How motherhood affects our body image
24th May 2019
This year’s Mental Health Awareness Week was themed around body image. Wherever you are on your road to motherhood, every stage comes laced with complexities surrounding our relationship with our bodies, but you aren’t alone.
Infertility and fertility treatments
When we think about body image and mental health, we often immediately think about our relationship with our external physicality. However, sometimes it is the parts of us we can’t see that can cause us the most distress.
Even though 1 in 7 couples will have difficulties conceiving, women who are experiencing fertility issues often feel that their body is letting them down. Despite modern changes in attitude, there seems to still be a deep societal pressure on women to be able to reproduce and growing up with these expectations weighing down on you, means that infertility can feel akin to a failure. For women who yearn to be a mother, the emotional pain of not having a child can be compounded by a frustration with your body for not doing what you naturally hoped it would, and this can lead to feeling disconnected from yourself. Adia’s own Lina Chan experienced feelings just like these when she was struggling to conceive. ‘I didn’t trust my body or my instincts. Here was something that I was built to do, I was supposed to know how to do, but I didn’t.”
Fertility treatments can also play havoc with our body image. Not only is the emotional strain of trying to conceive a toll on your self esteem but the hormones involved in treatments can cause water retention, bloating and dermatological issues such as dry skin and acne. Whilst these side effects are common, they are not often talked about, which can make women experiencing them feel isolated and insecure.
Adia’s Body Positive Message: Infertility is not a failure, and needing help to conceive is not indicative of your femininity. Try to be kind to yourself and your body – we are in this together.
Whether you conceived naturally, or had some help, there is no doubt that the joy of being pregnant can momentarily mask any insecurities that your changing body may bring with it. But 9 months is a long time to share your body with someone else, and it is totally understandable if at times you feel overwhelmed by the loss of control you are experiencing. Pregnancy is often depicted as a woman being ‘in her prime’ – the pregnancy glow, the luscious hair, the neat and perfectly formed bump – but this is simply not the experience of all expectant mothers. Comparison is the root of all esteem related evil, so remember, this is your personal journey (and most people are feeling equally as insecure, even if they don’t show it!) so be kind to yourself.

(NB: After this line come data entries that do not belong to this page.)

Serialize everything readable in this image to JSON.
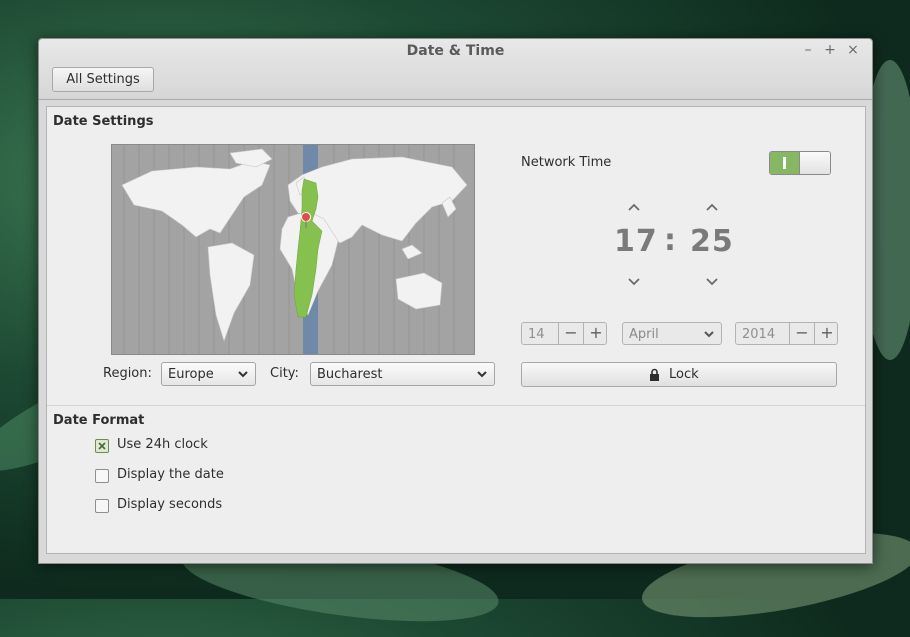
{
  "window": {
    "title": "Date & Time",
    "controls": {
      "minimize": "–",
      "maximize": "+",
      "close": "×"
    }
  },
  "header": {
    "all_settings_label": "All Settings"
  },
  "date_settings": {
    "title": "Date Settings",
    "region_label": "Region:",
    "region_value": "Europe",
    "city_label": "City:",
    "city_value": "Bucharest",
    "network_time_label": "Network Time",
    "network_time_on": true,
    "time": {
      "hours": "17",
      "separator": ":",
      "minutes": "25"
    },
    "day": "14",
    "month": "April",
    "year": "2014",
    "lock_label": "Lock"
  },
  "date_format": {
    "title": "Date Format",
    "options": [
      {
        "label": "Use 24h clock",
        "checked": true
      },
      {
        "label": "Display the date",
        "checked": false
      },
      {
        "label": "Display seconds",
        "checked": false
      }
    ]
  },
  "colors": {
    "accent": "#86b864",
    "map_land": "#f2f2f2",
    "map_ocean": "#a3a3a3",
    "timezone_band": "#6f89a9",
    "timezone_highlight": "#86c14f",
    "pin": "#e04b4b"
  },
  "icons": [
    "chevron-down-icon",
    "chevron-up-icon",
    "minus-icon",
    "plus-icon",
    "lock-icon",
    "check-icon",
    "map-pin-icon"
  ]
}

Morning sickness, stretch marks and swollen ankles are all a totally normal part of pregnancy, but they can fuel feelings of insecurity and a lack of control when you are already at your most emotionally vulnerable. Whilst light exercise during pregnancy is encouraged, if you are usually extremely active, being pregnant can sometimes feel debilitating, especially in the third trimester. As your body grows and changes it’s important to be open about your feelings and concerns. Many women, especially those who have struggled to conceive, will feel like they shouldn’t be complaining about their changing body, but internalising these emotions will only escalate any negative feelings you are having.
Adia’s Body Positive Message: Try to embrace the changes your body is going through and be grateful for the purpose it’s been given. Your growing body means your baby is being nourished with everything it needs, all thanks to you.
The mounting pressure for new Mums to immediately regain their pre-baby body after giving birth has been well documented over recent years, especially with the advent of social media. From Kate Middleton on the steps of the Lindo wing to Kate Hudson with her flat stomach and prominent abs only 6 months after giving birth, we are constantly bombarded with unobtainable examples of post-partum perfection. The concept of ‘snapping back into shape’ is a dangerous one, and just because you are no longer pregnant doesn’t mean that motherhood isn’t still affecting your body.
In some cases, the side effects of birth – especially a traumatic one – can be difficult and long lasting. Vaginal tearing, pelvic floor issues and haemorrhoids are all totally normal, but they are a sign that your body needs to recover – and recovery takes time. Be kind to yourself and enjoy this time with your family, try not to cave in to pressure to diet or return to exercise too soon, as it could cause further issues down the line. Yoga is a great way to ease yourself back into exercise after birth and is also great for your mental health. Emotionally, you have also been through the ringer, and the hormones cruising around your body could also contribute to poor self esteem. Progesterone can be low after birth, and that can in turn lead to low mood. Even Oxytocin – the hormone most known for creating feelings of love and bonding – has been shown to heighten anxiety in some women. Whilst understanding the impact your hormones can have on your emotions – and in turn, your body image – can help give you some helpful perspective, it’s important to ask for help if you feel you could be experiencing post-natal depression or extreme anxiety.
As a new mum, try and focus on the positives your body has achieved and surround yourself with people and images that celebrate the beauty and diversity of motherhood. Communities such as the 4th Trimester Body Project are working hard to normalise postpartum bodies and to paint a more inclusive picture of what women look like after giving birth, and are definitely worth a follow if you need some support.
Adia Body Positive Message: You are a mother now and this new body may be different, but it is both beautiful and amazing. Every stretch mark and scar is a reminder of the incredible thing your body did and the person you brought in to the world